If you’re a Bon Appétit reader and just found your way here, thanks for dropping by and please take a look around. You’ll find info on:

And plenty more. Use the menu of labels at right to find specific topics.

I also post recipes and cover topics related to tools and food storage.

There are lots of reasons to forage. For one thing, the taste of wild foods can’t be duplicated in domesticity—and for another, they’re good for you. But mostly I like to forage because it’s fun, and I’ll use any excuse to be outside interacting with nature, whether combing woods and beaches, bushwhacking through mountains, or free-diving in Puget Sound. Finding a gourmet meal is a pretty good excuse, too.

Fungus Among Us

Fall mushroom season is in full swing in FOTL’s stomping grounds, which explains my absence of late. Been on a ‘shroom odyssey and will be reporting my finds in the coming days, along with a bunch of recipes to get you out in the woods—unless you want to pay market prices…a tough bet in this economy.

Speaking of wild mushrooms, you can read my article on porcini in the current issue of Seattle Metropolitan magazine.

A Foraging Star Is Born

Remember this name: Sunny Savage. Hard to forget, huh…

Sunny has been sending dispatches from the road to FOTL as she criss-crosses the country in search of delicious wild edibles and the folks who have the knowledge to forage and cook them. Today she’s in Nebraska scouting out common milkweed, lambsquarters, prairie turnips, and wild plums.

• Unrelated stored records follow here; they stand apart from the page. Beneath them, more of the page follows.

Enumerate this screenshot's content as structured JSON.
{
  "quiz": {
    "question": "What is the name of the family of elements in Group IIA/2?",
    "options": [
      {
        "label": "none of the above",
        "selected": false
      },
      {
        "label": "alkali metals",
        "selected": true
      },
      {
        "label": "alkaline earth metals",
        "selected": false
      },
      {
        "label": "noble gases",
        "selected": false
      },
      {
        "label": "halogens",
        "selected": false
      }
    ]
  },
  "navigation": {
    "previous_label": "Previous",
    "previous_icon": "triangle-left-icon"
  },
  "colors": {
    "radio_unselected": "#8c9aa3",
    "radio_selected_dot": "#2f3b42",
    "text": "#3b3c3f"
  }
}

Sunny is a wild food expert who operates the Wild Food Plants web site, but she’s about to make the jump to TVLand with her own cable show. She’s been traveling coast to coast, meeting up with some well-known foragers and filming episodes for her new show with a crew that includes a director, two camera people, lights and sound men, and, of course, a grip. She says she’s “been blessed with a great team who are exceptional at what they do and patient with being in bug-infested and poison ivy-laden locales.” Her recent adventures have included stops in the food mecca New Orleans, an educational romp through New York City’s surprisingly bountiful Central Park with “Wildman” Steve Brill, and an Appalachian retreat with Doug Elliott and Frank Cook.

Each episode features Sunny in a new location, where she identifies, harvests, and cooks local plants and fungi. Of course, Mother Nature has her own opinions about what makes good footage: Sunny has had close encounters with ‘gators, plenty of “spring showers with the spring greens,” and uncooperative campfires that made cooking her catch on film nearly impossible.

One of Sunny’s great assets, though, is her optimism (one might even call it her sunny disposition). “It’s been such a treat to connect with folks from around the nation,” she says. “I’m getting to meet all sorts of wild food folks, along with others, who are connected deeply with the earth.” And in this time of rancorous politics and public debate, Sunny still sees the potential of the U.S. being a leader in raising consciousness about health, nutrition, and local food. Says Sunny: “I’m learning to love America again. I am deeply patriotic, which is why I feel so disappointed with our politics and international persona at times. I know we can be better. We still have a lot to be proud of…and we still have a hell of a lot of abundance. There are wild foods everywhere just waiting for us to recognize and use them.”

Amen to that!

Hot on the Trail with Sunny Savage will debut later this year, with weekly half-hour episodes on Veria, a channel dedicated to living naturally, airing on DISH 9575. We’ll announce the official premier when the date is firm.